PwC concluded in the report that the Dome King project announced by the company was one of the components of a scheme designed to inflate the group’s profits in 2007 and 2008. It also pointed out that Linear’s financial statements from 1999 to 2008 may have been overstated.

The King Dome project, supposedly to build a district cooling plant in Manjung, Perak, for RM1.66 billion, was "awarded" to Linear by a Seychelles-based company, Global Investment Group Inc (GIG). It was then touted as the world’s largest dome structure measuring 1,600m in diameter, housing an indoor city with retail, leisure, resort, food and beverage facilities.

But strangely, neither the project nor GIG were known to investors or the public despite its supposed scale.

Linear later paid RM36 million, almost all its cash reserves, to GIG for a "performance consideration".

The company had said the money was paid out to GIG on the instruction of a director of Linear given in an "autocratic manner", adding that there was absence of proper procedures and internal controls within the group.

PwC said in summary there had been breaches in Linear’s internal processes in relation not only to the King Dome project but also the purported sale of solar panels and non-existent cooling tower spare parts.

According to PwC, if the aforementioned sales are stripped out, Linear’s audited revenue for FY07 would decline from RM158.2 million to RM41.6 million. It would also mean the company registered a loss before tax of RM12.9 million compared with a stated pre-tax profit of RM6.7 million.

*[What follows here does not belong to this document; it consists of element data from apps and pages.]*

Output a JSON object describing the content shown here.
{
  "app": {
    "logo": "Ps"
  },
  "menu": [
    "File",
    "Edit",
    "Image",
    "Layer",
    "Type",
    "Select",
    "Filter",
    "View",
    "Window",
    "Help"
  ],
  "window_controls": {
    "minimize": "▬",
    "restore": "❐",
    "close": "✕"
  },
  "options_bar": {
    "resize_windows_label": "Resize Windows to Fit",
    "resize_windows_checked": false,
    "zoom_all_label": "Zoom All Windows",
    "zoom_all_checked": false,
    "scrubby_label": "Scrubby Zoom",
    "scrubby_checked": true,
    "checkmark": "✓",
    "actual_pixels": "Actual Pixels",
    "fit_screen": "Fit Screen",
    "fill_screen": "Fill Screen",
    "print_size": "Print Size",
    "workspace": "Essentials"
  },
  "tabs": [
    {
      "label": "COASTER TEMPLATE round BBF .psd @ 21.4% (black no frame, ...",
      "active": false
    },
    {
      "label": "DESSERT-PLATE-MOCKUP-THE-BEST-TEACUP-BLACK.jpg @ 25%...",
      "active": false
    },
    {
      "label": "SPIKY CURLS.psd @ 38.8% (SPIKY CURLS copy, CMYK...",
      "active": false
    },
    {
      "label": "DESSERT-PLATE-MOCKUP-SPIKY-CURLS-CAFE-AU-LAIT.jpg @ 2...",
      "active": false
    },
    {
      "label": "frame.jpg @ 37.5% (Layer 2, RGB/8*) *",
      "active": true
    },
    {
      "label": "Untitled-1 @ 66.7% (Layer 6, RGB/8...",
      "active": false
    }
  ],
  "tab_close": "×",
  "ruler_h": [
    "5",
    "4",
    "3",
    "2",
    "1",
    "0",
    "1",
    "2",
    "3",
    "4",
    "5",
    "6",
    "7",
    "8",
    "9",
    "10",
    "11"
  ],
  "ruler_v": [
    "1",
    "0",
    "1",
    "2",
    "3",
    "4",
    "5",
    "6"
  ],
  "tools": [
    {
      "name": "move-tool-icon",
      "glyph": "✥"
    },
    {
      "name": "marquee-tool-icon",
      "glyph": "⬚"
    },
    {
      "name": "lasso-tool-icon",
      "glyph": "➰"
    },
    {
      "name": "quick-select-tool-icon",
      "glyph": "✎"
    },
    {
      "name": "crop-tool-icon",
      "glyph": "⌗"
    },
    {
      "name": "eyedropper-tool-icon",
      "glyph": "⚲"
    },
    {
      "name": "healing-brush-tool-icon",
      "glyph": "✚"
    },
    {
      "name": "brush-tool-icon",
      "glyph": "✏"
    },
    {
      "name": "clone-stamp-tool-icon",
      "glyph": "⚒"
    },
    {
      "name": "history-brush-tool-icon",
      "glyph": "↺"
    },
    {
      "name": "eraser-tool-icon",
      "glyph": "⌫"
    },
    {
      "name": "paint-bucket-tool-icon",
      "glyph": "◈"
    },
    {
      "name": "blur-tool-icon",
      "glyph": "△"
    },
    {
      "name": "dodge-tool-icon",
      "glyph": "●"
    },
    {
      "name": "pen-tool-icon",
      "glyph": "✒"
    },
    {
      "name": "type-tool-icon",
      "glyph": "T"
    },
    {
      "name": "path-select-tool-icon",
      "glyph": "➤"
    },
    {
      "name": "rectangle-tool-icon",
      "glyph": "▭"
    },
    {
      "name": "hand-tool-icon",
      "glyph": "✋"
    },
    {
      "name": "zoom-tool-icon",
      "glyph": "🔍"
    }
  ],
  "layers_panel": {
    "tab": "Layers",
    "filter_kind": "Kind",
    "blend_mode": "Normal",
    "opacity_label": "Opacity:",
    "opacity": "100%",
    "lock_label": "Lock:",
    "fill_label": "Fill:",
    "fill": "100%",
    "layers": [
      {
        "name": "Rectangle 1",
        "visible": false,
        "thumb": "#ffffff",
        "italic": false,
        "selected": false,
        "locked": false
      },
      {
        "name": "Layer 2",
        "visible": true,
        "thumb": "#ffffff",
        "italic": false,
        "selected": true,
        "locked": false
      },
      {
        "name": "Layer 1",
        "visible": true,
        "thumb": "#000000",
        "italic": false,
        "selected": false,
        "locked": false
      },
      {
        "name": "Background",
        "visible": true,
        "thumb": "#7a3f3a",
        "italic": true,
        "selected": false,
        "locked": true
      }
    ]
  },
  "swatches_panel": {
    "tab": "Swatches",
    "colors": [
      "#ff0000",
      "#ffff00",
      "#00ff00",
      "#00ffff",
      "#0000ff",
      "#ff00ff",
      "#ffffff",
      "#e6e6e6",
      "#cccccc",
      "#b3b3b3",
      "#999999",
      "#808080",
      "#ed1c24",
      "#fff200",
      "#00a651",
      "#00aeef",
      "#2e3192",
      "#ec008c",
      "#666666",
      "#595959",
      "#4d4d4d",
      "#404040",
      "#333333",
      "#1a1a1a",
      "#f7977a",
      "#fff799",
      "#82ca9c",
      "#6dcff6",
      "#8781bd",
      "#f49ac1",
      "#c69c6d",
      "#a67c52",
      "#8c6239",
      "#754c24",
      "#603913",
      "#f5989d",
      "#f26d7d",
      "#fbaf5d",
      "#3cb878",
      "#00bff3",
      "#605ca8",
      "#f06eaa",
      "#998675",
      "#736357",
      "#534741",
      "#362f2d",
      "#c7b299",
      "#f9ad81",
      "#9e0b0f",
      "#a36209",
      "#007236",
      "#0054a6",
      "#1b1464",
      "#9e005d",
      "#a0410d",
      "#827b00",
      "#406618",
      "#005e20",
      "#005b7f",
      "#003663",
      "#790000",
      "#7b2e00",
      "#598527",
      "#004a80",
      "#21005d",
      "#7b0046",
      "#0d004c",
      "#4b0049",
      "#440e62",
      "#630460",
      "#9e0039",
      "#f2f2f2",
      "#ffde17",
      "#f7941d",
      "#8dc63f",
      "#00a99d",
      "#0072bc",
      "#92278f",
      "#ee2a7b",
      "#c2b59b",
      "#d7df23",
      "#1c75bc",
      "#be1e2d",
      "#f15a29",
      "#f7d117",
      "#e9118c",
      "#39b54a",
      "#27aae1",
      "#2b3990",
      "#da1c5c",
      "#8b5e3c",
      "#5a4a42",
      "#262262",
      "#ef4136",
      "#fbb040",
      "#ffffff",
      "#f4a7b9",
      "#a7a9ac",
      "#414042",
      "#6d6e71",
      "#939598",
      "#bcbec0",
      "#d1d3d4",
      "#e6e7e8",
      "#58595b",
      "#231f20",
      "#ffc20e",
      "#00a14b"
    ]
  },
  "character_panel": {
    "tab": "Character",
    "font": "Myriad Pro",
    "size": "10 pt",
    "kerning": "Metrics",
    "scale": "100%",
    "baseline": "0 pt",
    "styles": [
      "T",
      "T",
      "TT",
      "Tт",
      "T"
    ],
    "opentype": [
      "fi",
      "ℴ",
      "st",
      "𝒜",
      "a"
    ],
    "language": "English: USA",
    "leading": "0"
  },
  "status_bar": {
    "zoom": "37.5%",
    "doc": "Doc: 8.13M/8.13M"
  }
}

It would be a similar story for FY08, where audited revenue would drop to RM17.8 million from RM52.7 million. Linear would be in the red to the tune of RM3 million compared with its stated pre-tax profit of RM4.9 million.
The PwC report suggests there was ongoing fraud at the company a few years before the King Dome scheme was perpetrated at the end of 2009.